Gardai threaten industrial action if row goes unresolved

General secretary Ronan Slevin (PA)
General secretary Ronan Slevin (PA)

Rank-and-file gardai have threatened to withdraw their labour if a deepening row over rosters is not resolved.

The proposed move is one of a series of steps agreed by the Garda Representative Association (GRA) in response to the dispute with Garda Commissioner Drew Harris over the reimplementation of a pre-Covid roster system.

Members of the body are also planning to decline to work voluntary overtime on the five Tuesdays in October – dates that include Halloween and Budget day.

They have also vowed to continue to operate the current roster system of four days on and four days off when the old system is due to come back into effect on November 6.

If there is no resolution, GRA members will withdraw their labour on November 10.

Mr Harris is trying to move from a roster based on gardai working four days on and four days off to six days on, with shorter shift times, and four days off.

The move has been strongly resisted by the GRA.

The escalation comes after almost 99% of gardai who voted in a ballot organised by the GRA expressed no confidence in the commissioner two weeks ago.

A meeting between the commissioner and GRA representatives on Tuesday ended without resolution.

The sides are due to hold further talks on Thursday.

GRA general secretary Ronan Slevin announced the new steps at the conclusion of a special delegates meeting in Kilkenny.

“We the officer board are not surprised by the decision of our delegates today,” he said.

“Two weeks ago, 99% of over 9,000 of our members voted no confidence in the Garda commissioner.

“What the delegates decided today was to reaffirm that position.

“Over the past two weeks, we had hoped that the commissioner would take stock of the feelings on the ground, with frontline gardai struggling with stress and low morale caused by uncertain working conditions and a poor working environment.

“We have tried to get the attention of the commissioner and impress on him the many concerns affecting his own workforce.

“However, what we have been met with is blind inaction and a dogged, single-minded approach to the roster situation, which has strengthened our resolve and reiterates the lack of confidence in commissioner’s leadership.”

GRA president Brendan O’Connor said the association and management were close to agreement at the weekend, with all sides agreeing to give some ground.

But he said the situation returned to an “impasse” at Tuesday’s meeting with the commissioner.

“We actually believe we were very close to a solution over the weekend and all the indicators were – from our negotiators behind the scenes – that we would not arrive at this point today,” he said.

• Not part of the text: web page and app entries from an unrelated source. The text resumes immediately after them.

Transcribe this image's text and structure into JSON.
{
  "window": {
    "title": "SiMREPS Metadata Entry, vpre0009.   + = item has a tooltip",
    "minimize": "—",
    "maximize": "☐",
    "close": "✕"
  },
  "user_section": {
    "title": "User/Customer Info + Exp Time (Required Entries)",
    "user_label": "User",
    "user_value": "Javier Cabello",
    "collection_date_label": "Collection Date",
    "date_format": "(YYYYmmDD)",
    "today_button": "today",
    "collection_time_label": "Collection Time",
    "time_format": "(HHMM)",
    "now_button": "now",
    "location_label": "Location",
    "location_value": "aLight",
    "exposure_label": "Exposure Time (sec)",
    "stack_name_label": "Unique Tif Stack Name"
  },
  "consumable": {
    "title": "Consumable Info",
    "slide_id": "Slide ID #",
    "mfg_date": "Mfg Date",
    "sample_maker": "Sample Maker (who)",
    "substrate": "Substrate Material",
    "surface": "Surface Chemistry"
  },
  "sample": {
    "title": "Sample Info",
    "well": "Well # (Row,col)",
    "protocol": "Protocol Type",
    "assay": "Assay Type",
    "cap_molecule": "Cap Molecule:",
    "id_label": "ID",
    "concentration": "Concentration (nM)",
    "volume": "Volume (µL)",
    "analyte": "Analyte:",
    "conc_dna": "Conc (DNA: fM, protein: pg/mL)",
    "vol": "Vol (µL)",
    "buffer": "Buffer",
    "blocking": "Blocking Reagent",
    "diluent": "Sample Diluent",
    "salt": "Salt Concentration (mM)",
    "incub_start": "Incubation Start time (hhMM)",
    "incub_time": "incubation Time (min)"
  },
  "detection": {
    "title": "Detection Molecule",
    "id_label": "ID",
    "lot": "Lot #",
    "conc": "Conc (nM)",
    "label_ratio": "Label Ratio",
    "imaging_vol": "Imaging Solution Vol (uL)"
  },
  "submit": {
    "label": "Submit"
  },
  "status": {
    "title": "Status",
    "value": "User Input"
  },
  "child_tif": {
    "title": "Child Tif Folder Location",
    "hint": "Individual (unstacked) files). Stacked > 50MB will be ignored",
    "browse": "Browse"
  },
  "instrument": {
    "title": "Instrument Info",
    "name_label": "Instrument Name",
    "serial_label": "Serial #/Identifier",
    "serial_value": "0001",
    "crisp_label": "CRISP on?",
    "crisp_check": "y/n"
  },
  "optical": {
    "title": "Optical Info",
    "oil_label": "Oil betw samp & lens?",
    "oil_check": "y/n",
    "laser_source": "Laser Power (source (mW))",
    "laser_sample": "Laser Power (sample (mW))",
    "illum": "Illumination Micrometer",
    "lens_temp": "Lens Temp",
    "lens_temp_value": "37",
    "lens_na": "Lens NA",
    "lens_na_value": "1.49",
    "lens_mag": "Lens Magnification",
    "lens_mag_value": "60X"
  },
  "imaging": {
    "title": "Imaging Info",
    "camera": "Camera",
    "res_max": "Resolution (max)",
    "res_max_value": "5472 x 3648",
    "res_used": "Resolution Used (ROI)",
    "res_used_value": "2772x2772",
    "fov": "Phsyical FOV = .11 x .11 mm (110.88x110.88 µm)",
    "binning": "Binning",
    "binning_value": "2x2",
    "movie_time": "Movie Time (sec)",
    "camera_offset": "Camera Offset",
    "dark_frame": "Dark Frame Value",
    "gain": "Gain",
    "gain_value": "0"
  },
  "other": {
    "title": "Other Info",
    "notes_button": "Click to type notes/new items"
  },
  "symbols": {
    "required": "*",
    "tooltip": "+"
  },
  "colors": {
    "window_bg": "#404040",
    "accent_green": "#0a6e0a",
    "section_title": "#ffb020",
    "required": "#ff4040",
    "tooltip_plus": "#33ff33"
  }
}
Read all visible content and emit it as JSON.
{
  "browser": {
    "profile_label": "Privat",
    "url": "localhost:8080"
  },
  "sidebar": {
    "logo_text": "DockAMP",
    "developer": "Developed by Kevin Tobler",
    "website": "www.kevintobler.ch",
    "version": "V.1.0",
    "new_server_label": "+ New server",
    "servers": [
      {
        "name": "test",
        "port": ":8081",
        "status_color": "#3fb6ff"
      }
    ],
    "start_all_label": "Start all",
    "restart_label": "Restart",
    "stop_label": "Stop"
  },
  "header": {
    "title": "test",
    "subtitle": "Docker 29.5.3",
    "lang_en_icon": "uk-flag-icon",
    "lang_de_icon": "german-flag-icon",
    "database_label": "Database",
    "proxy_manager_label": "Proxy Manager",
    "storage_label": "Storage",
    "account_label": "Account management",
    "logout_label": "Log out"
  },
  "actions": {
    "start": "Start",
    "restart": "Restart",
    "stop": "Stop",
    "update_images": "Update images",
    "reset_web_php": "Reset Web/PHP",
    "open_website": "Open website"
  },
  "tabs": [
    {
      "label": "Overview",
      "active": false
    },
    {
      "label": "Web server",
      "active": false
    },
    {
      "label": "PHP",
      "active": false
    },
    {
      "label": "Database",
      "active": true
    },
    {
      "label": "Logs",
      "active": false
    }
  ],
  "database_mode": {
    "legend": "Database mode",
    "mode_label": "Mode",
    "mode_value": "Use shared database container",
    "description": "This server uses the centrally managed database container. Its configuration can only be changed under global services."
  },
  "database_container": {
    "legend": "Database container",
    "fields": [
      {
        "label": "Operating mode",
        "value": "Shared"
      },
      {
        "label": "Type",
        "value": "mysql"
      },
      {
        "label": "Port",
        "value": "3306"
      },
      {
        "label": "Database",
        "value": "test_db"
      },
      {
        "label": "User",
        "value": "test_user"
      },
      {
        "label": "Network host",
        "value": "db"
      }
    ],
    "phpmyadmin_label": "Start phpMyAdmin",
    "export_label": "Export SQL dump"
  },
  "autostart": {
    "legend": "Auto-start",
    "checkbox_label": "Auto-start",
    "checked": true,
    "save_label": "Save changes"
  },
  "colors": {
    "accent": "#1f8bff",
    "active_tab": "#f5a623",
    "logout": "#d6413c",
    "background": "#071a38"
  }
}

Speaking in the Dail on Wednesday, Taoiseach Leo Varadkar reaffirmed his support for Mr Harris.

Mr Varadkar said the logical next step is to go to the Workplace Relations Commission (WRC) or the Labour Court.

“The only way to resolve differences is through talking and through engagement,” he said.

“If it can’t be solved bilaterally, and sometimes these things can’t be sorted out bilaterally through unions and management, it goes to the WRC or the Labour Court.

“Gardai fought very hard for the right to go to the WRC or the Labour Court and I believe that is what should now happen.”